But why are infertile men dying younger, and what are they dying of? While the two studies above could not define cause due to a paucity of events within the datasets, other studies have reported links between male infertility and both testicular cancer ( and high-grade prostate cancer (

Clearly this lack of definitive causation deserves intensive study, and provides a compelling argument for the collection of a detailed medical history at the time of infertility assessment. Such data should be integrated with long-term follow-up of outcomes and data linkage, as occurs in Scandinavia.

There are two possible explanations for the link between male infertility and earlier death. These explanations are linked to the complex and sensitive nature of sperm production and are equivalent to the clinical distinctions of primary and secondary testicular failure.

In primary cases, the origin of the infertility is in the testis, where sperm production occurs. Spermatogenesis is a complex process requiring the coordinated expression of many thousands of individual genes to produce a cell, the sperm, that is ultimately capable of both motility and fertility.

Spermatogenesis involves three major phases:

  • the continuous replication of a stem cell population;
  • the mixing and halving of the genetic complement during meiosis; and
  • a remarkable transformation wherein round spermatid cells are transformed into the highly specialised and streamlined cells we all recognise as sperm.

Spermatogenesis occurs at a frenetic pace across a male’s adult life, leading to a mind-boggling production rate of 1000 sperm per second. To achieve this, many pathways involved in spermatogenesis are running at “full throttle”. If there is a problem with an individual gene required for sperm production, or a pathway is impacted by an environmental insult, sperm production drops off and/or sperm quality is compromised.

Importantly, however, many of these pathways are conserved in other parts of the body, but only come into play at times of biological stress. Notable examples include DNA repair pathways that are absolutely essential for male fertility but also exist to protect the rest of the body against mutations and the development of cancers.

Indeed, spermatogenesis has been a fantastic model system to define pathways of fundamental importance to human health, including the first discovery of stem cells, numerous aspects of DNA repair pathways, and many aspects of the epigenetic pathways that are gaining such attention recently because of their potential to transmit “poor health” across generations.

The second potential link between male infertility and mortality is what is clinically referred to as secondary testicular failure. Simplistically, this is when ill health in another part of the body compromises sperm output. A classic example is when structural or functional defects in the hypothalamo-pituitary axis lead to the shutting down of sperm production, but many more diverse causes exist including obesity, viral infections and environmental pollution. Spermatogenesis is remarkably sensitive.

Regardless of the cause of infertility, the link between male fertility and long-term health offers an opportunity for early intervention. If we as a research community are able to flesh out the links between particular types of male infertility and health, the presentation of a man at an infertility clinic will offer the opportunity to not only provide him and his partner with the children they clearly desire, but it will be an opportunity to predict potentially more deadly and expressive disease at a younger and more treatable age.

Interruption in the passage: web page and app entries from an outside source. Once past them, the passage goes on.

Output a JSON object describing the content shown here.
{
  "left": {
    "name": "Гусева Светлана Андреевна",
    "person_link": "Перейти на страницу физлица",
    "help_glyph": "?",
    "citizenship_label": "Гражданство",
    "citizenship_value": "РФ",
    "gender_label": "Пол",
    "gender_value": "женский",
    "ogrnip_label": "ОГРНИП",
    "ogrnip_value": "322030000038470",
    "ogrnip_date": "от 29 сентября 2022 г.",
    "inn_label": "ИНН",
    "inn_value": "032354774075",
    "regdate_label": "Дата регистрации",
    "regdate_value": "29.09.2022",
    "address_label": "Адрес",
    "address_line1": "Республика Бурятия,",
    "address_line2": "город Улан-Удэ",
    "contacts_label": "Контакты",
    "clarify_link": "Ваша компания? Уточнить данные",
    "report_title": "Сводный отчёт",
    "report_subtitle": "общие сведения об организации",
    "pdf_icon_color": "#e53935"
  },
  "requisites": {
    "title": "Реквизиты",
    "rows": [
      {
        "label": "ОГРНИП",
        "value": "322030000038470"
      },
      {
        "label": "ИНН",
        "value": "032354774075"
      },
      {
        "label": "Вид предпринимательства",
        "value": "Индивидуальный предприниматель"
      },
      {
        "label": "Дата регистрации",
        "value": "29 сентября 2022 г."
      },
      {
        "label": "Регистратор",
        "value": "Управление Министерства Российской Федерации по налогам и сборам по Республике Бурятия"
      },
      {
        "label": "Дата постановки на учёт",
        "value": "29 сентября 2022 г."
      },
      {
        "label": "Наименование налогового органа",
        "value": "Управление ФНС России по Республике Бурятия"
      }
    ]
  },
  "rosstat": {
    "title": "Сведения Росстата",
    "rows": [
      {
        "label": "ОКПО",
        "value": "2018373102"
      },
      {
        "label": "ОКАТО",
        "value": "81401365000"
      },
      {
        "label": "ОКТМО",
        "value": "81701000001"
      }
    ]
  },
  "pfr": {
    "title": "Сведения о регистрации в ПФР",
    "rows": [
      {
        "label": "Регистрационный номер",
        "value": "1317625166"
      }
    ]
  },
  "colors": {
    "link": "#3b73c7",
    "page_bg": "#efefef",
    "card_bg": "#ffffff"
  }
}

The first step in this worthy pathway would be the broad acceptance that male infertility is a both common and serious disease that is deserving of equal importance to some of the more high profile diseases. It should be discussed openly, with semen analysis a standard part of any male health workup.

Moira O’Bryan is Head of the Development and Stem Cells program at the Biomedicine Discovery Institute at Monash University. Rob McLachlan is the Director of Andrology Australia.